• Lawyers might help you get paid various remedies, you suffered or incurred as a result of a dispute.
• Advocates will help clear your name. The court can clear a person or a Company from any charges. Legal services can help maintain the reputation of a Company.
• Legal services are quite affordable compared to other dispute resolution mechanisms in Singapore.
• Lawyers are experts in legal matters are familiar with a wide field of law. So if you’re involved in marital disputes, you’d want to engage a good divorce lawyer Singapore, rather than a criminal lawyer.
Choosing a law firm
As earlier stated, there are numerous advocates in Singapore to choose from. However, people find it difficult to find a suitable lawyer to handle their cases. Here are some guidelines to help you choose a perfect law firm in Singapore:
• Start off by compiling a list of top law firms near your location. Always go for firms you can easily access to minimise transportation costs.
• Check out the reputation of the selected advocate firms from the list. There are some lawyers who have a bad reputation when it comes to both serving clients and handling cases. You can check out reviews and testimonials.
• The third step involves asking for a quotation for the selected advocate’s firm. Lawyers in Singapore charge different prices for their services. You should hire a lawyer you can comfortably afford without straining.
• Inquire if there is a lawyer specifically trained to handle your case. If yes, make them your first choice preference. You can try looking through connections on legal portals, such as Asia Law Network or SLIC LinkedIn profile. Pages like these have many lawyers connected to them on a first degree basis.
In conclusion, you can make a huge progress by seeking legal services whenever disputes arise but knowing who to choose is a real deal breaker. Use the above suggestions to narrow down your options and you’d be good to go.…
The world is no longer the same as a decade ago, and in 10 years we will not be the same as today. The market changes, business strategies and therefore growth models have to adapt to the new reality and anticipate a future where change will be the general trend. Thus, the question is obvious: are lawyers adapting to these changes? And it is very likely that we are one of the professions most reluctant to change.

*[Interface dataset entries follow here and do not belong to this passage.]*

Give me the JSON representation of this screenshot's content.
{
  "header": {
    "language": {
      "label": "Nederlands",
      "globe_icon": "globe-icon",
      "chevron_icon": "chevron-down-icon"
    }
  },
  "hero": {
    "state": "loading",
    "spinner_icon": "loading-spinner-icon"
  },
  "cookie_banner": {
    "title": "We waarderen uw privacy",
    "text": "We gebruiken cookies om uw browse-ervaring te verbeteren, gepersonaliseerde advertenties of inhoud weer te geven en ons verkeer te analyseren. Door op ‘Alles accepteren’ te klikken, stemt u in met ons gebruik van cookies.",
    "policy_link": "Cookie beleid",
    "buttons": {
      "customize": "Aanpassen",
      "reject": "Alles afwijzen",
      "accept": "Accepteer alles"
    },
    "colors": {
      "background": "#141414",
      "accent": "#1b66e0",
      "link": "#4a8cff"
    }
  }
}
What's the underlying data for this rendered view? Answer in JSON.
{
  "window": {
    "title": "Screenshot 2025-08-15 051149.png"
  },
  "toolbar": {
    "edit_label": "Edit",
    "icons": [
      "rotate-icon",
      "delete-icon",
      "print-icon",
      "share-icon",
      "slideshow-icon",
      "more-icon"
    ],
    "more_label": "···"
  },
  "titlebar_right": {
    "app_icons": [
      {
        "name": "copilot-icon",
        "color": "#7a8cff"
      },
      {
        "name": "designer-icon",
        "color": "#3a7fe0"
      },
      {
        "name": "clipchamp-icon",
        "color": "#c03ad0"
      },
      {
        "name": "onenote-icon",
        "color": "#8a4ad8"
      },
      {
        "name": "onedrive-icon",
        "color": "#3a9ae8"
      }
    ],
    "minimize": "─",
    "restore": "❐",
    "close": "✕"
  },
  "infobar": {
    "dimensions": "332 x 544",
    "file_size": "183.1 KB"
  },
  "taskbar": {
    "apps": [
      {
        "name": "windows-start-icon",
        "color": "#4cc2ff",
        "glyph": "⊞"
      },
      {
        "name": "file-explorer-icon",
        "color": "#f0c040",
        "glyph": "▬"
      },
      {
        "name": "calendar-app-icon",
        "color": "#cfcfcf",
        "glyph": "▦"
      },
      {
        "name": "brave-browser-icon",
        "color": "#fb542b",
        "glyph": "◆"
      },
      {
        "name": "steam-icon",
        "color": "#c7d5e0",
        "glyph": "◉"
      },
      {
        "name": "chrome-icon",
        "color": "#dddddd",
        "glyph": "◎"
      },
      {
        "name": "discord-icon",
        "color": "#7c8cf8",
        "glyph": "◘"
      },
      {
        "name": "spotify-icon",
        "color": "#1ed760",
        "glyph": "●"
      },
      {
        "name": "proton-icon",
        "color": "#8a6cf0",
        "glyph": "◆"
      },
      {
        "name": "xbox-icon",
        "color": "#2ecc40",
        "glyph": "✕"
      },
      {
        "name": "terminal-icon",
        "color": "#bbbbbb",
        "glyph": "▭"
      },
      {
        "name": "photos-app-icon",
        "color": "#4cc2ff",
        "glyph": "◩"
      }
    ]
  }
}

Have we stopped to think about the consequences of the changes experienced in the companies we advise? Do we know their new realities? Should we complement the services provided? Do we have a formal innovation process in our structures?
The new reality forces us to take quick steps to adapt to current circumstances, aimed at an inevitable change of legal services, both from the exogenous and endogenous point of view.
Exogenous regarding the services required: currently they are radically different from the traditional ones.
Likewise, the legal advice provided in preparation for one of the aforementioned procedures is excluded, or when there is a specific indication and a high probability that the matter on which it is advised will be subject to said systems, provided that the advice is provided by a lawyer within the meaning of Article 1 of the aforementioned Directive 77/249 / EEC; or the services of certification and authentication of documents that must be provided by a notary; or legal services provided by administrators, guardians or other legal services whose suppliers are appointed by a court in the Member State concerned or designated by law to perform specific functions under the supervision of such courts; or, finally, other legal services that in the Member State in question are related, even occasionally, with the exercise of public power.